§ **What is being asked**
Go through the records below line by line. Count the lines with "When" and give the count alone.

Stored entries:
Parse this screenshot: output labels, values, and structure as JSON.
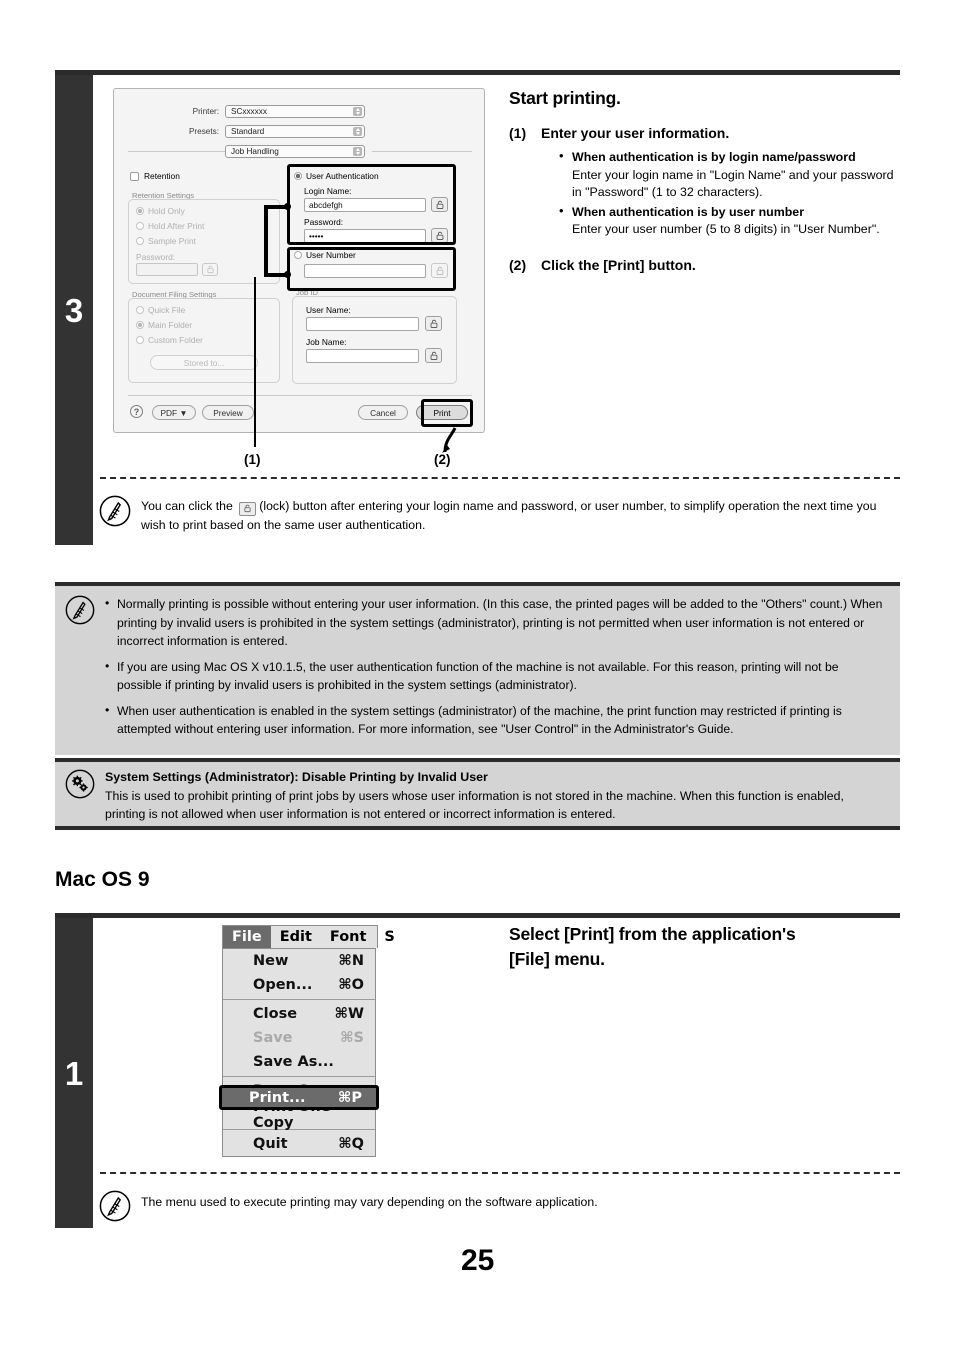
{
  "page": {
    "number": "25"
  },
  "step3": {
    "number": "3",
    "heading": "Start printing.",
    "substeps": [
      {
        "label": "(1)",
        "title": "Enter your user information.",
        "bullets": [
          {
            "head": "When authentication is by login name/password",
            "body": "Enter your login name in \"Login Name\" and your password in \"Password\" (1 to 32 characters)."
          },
          {
            "head": "When authentication is by user number",
            "body": "Enter your user number (5 to 8 digits) in \"User Number\"."
          }
        ]
      },
      {
        "label": "(2)",
        "title": "Click the [Print] button.",
        "bullets": []
      }
    ],
    "note": "You can click the      (lock) button after entering your login name and password, or user number, to simplify operation the next time you wish to print based on the same user authentication.",
    "note_part1": "You can click the",
    "note_part2": "(lock) button after entering your login name and password, or user number, to simplify operation the next time you wish to print based on the same user authentication.",
    "callouts": {
      "one": "(1)",
      "two": "(2)"
    }
  },
  "dialog": {
    "printer_label": "Printer:",
    "printer_value": "SCxxxxxx",
    "presets_label": "Presets:",
    "presets_value": "Standard",
    "pane_value": "Job Handling",
    "retention_checkbox": "Retention",
    "retention_group_caption": "Retention Settings",
    "retention_options": [
      "Hold Only",
      "Hold After Print",
      "Sample Print"
    ],
    "retention_password_label": "Password:",
    "retention_password_value": "",
    "filing_group_caption": "Document Filing Settings",
    "filing_options": [
      "Quick File",
      "Main Folder",
      "Custom Folder"
    ],
    "stored_to_button": "Stored to...",
    "user_auth_radio": "User Authentication",
    "login_name_label": "Login Name:",
    "login_name_value": "abcdefgh",
    "password_label": "Password:",
    "password_value": "•••••",
    "user_number_radio": "User Number",
    "user_number_value": "",
    "jobid_caption": "Job ID",
    "user_name_label": "User Name:",
    "user_name_value": "",
    "job_name_label": "Job Name:",
    "job_name_value": "",
    "help_button": "?",
    "pdf_button": "PDF ▼",
    "preview_button": "Preview",
    "cancel_button": "Cancel",
    "print_button": "Print"
  },
  "notes_box": {
    "items": [
      "Normally printing is possible without entering your user information. (In this case, the printed pages will be added to the \"Others\" count.) When printing by invalid users is prohibited in the system settings (administrator), printing is not permitted when user information is not entered or incorrect information is entered.",
      "If you are using Mac OS X v10.1.5, the user authentication function of the machine is not available. For this reason, printing will not be possible if printing by invalid users is prohibited in the system settings (administrator).",
      "When user authentication is enabled in the system settings (administrator) of the machine, the print function may restricted if printing is attempted without entering user information. For more information, see \"User Control\" in the Administrator's Guide."
    ]
  },
  "sysbox": {
    "title": "System Settings (Administrator): Disable Printing by Invalid User",
    "body": "This is used to prohibit printing of print jobs by users whose user information is not stored in the machine. When this function is enabled, printing is not allowed when user information is not entered or incorrect information is entered."
  },
  "macos9": {
    "section_heading": "Mac OS 9",
    "step_number": "1",
    "heading_line1": "Select [Print] from the application's",
    "heading_line2": "[File] menu.",
    "note": "The menu used to execute printing may vary depending on the software application.",
    "menubar": [
      "File",
      "Edit",
      "Font",
      "S"
    ],
    "menu_items": [
      {
        "label": "New",
        "key": "⌘N",
        "disabled": false
      },
      {
        "label": "Open...",
        "key": "⌘O",
        "disabled": false
      },
      {
        "sep": true
      },
      {
        "label": "Close",
        "key": "⌘W",
        "disabled": false
      },
      {
        "label": "Save",
        "key": "⌘S",
        "disabled": true
      },
      {
        "label": "Save As...",
        "key": "",
        "disabled": false
      },
      {
        "sep": true
      },
      {
        "label": "Page Setup...",
        "key": "",
        "disabled": false
      },
      {
        "label": "Print One Copy",
        "key": "",
        "disabled": false
      },
      {
        "sep": true
      },
      {
        "label": "Quit",
        "key": "⌘Q",
        "disabled": false
      }
    ],
    "highlighted_item": {
      "label": "Print...",
      "key": "⌘P"
    }
  },
  "colors": {
    "step_bar": "#333333",
    "rule": "#2b2b2b",
    "gray_box": "#d4d4d4",
    "highlight": "#6b6b6b"
  }
}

§ **Finished task**
5